You may have heard me speak or write about imagining your mind as “Your Psychological “Operating System” with cognitive “programs” that guide how you think about yourself, get along with others, and perform at work and at home.
And, to improve our operating system, we must deal with “Overcoming Your Psychological “Code Debt” – the buildup of old mental programs, patches and “work-arounds” in our thoughts and actions that get us through our days but might no longer be optimally effective or help us meet our true needs.
Code debt certainly affects individuals, but it also occurs in groups, teams, companies, and families.
If you are local, come check it out! It’s a new decade and no better time to get our inner programs in order. If you are at distance, contact me about how I might help you or your team with these ideas.
— Dr. Thomas J. Doherty
PDX Lunch & Learn: Rebooting your Personal Operating System for the New Year
Wed, January 8, 2020
11:30 AM – 1:00 PM PST
760 SW Ninth Ave., Suite 3000
Portland, OR 97205
In the computing world, “code debt” (and the related concept of technical debt) refers to a buildup of old programs, patches and “work-arounds” that may get us through our day-to-day work, but are no longer efficient or effective. Eventually we spend more time patching the old system than building the new, more effective one that we know we need.
On a personal level, most of us also harbor older “psychological programs” that are outdated, or even frankly dysfunctional.
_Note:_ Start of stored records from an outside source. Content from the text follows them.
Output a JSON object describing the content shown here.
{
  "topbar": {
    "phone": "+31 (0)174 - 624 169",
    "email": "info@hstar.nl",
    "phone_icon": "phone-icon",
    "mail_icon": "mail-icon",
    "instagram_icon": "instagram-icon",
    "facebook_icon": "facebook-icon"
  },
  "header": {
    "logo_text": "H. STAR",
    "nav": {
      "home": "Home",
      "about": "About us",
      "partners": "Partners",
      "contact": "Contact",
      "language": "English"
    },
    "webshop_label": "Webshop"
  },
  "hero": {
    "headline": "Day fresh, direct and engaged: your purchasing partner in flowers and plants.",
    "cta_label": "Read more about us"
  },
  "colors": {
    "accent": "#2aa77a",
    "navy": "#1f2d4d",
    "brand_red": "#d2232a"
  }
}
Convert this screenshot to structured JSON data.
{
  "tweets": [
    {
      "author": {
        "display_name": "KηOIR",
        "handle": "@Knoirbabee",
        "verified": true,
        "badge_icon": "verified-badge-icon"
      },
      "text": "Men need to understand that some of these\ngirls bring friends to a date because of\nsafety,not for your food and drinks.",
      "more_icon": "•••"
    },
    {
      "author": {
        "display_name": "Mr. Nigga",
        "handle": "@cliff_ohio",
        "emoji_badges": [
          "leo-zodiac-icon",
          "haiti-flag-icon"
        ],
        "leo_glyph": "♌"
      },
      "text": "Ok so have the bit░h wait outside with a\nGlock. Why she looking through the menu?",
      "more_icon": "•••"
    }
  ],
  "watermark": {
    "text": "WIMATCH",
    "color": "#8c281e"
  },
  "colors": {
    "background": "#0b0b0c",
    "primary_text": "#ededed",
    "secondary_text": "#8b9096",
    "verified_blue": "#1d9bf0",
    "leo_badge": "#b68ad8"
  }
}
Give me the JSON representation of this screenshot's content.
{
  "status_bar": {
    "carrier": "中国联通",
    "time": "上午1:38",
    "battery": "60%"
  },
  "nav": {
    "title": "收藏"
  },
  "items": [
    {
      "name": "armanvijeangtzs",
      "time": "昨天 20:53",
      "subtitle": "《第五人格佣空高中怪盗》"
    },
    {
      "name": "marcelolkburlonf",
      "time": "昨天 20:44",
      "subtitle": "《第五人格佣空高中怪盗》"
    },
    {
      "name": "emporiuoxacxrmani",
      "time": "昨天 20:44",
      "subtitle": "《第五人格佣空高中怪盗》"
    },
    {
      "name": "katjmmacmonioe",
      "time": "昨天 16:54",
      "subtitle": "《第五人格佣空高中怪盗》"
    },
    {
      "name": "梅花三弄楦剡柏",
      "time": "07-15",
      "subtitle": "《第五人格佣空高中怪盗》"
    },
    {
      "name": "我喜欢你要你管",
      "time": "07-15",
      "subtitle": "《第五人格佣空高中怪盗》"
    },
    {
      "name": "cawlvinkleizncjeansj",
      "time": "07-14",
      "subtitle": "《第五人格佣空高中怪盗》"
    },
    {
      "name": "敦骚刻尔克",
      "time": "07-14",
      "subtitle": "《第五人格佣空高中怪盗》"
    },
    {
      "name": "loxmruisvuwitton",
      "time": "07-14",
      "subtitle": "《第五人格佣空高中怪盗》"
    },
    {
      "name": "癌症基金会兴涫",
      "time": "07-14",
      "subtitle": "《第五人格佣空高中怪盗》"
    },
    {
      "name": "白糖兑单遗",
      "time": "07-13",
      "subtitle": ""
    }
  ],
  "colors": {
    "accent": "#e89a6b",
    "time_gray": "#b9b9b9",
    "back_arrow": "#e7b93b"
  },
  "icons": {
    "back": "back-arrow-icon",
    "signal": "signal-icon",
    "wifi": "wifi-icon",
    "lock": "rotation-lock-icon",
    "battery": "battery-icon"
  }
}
We must contend with “legacy” attitudes or behaviors that may have helped us to survive in past situations, but get in the way of our full and healthy functioning in the present day – a psychological code debt. Even healthy thought patterns from the past can become ineffectual when we move into a new phase of life or a new role or position. And of course, teams and organizations also exhibit collective “psychological operating systems” and can be impacted by “code debt.”
Join Technology Association of Oregon and Dr. Thomas Doherty of Sustainable Self for a Lunch & Learn on Wednesday, January 8th from 11:30 am – 1:00 pm at Stoel Rives as we assess if our psychological software is up-to-date and we are acting as our most mature and highly functioning self.
Dr. Thomas Doherty will share insights he has developed through working with professionals in the tech sector, including computing analogies to help workers get a handle on their thought processes and better understand why they act the way they do, especially in personal and professional relationships. He will discuss ways to think of our mind or psyche as having an overarching “operating system” with cognitive “programs” that guide how we think about ourselves, assess threats and opportunities, and perform in various settings. He will also share techniques to overcome psychological “code debt”—outmoded belief systems about your identity or ability that may have made sense years ago but hold you back now.
Attendees will learn how to recognize old systems and programs—earlier ways of being and relating—and understand how they might still influence behaviors. The concepts of psychological operating systems and code debt provide a framework for technology professionals and teams to improve their performance by identifying outmoded assumptions and behavior patterns and rediscovering their core strengths and values.
Dr. Thomas Doherty
Psychologist & Founder
An award-winning psychologist who provides counseling and coaching to technology professionals, Dr. Thomas Doherty draws on his experience in health care and his academic research on well-being and environmental sustainability. He coordinates the Thriving Communities initiative within the Global Cities Team Challenge that seeks to foster well-being, beneficial connections with nature, vibrant arts and culture, and equity and shared prosperity in smart and connected cities. Dr. Doherty is a fellow of the American Psychological Association and a past president of the Society for Environmental, Population and Conservation Psychology. He has multiple publications and his paper “The Psychological Impacts of Global Climate Change” has been cited over 400 times. He has provided workshops and trainings for the organizations such as the Technology Association of Oregon, the Port of Portland, the California Department of Health, the US National Park Service, the New Zealand Department of Conservation.
Who Should Attend
This Lunch & Learn is geared toward a range of technology professionals seeking insight, personal growth and performance improvement. The activities will support new year’s goal setting and adjustment to new roles and positions. The concepts may be particularly helpful for managers, trainers, and human resources professionals.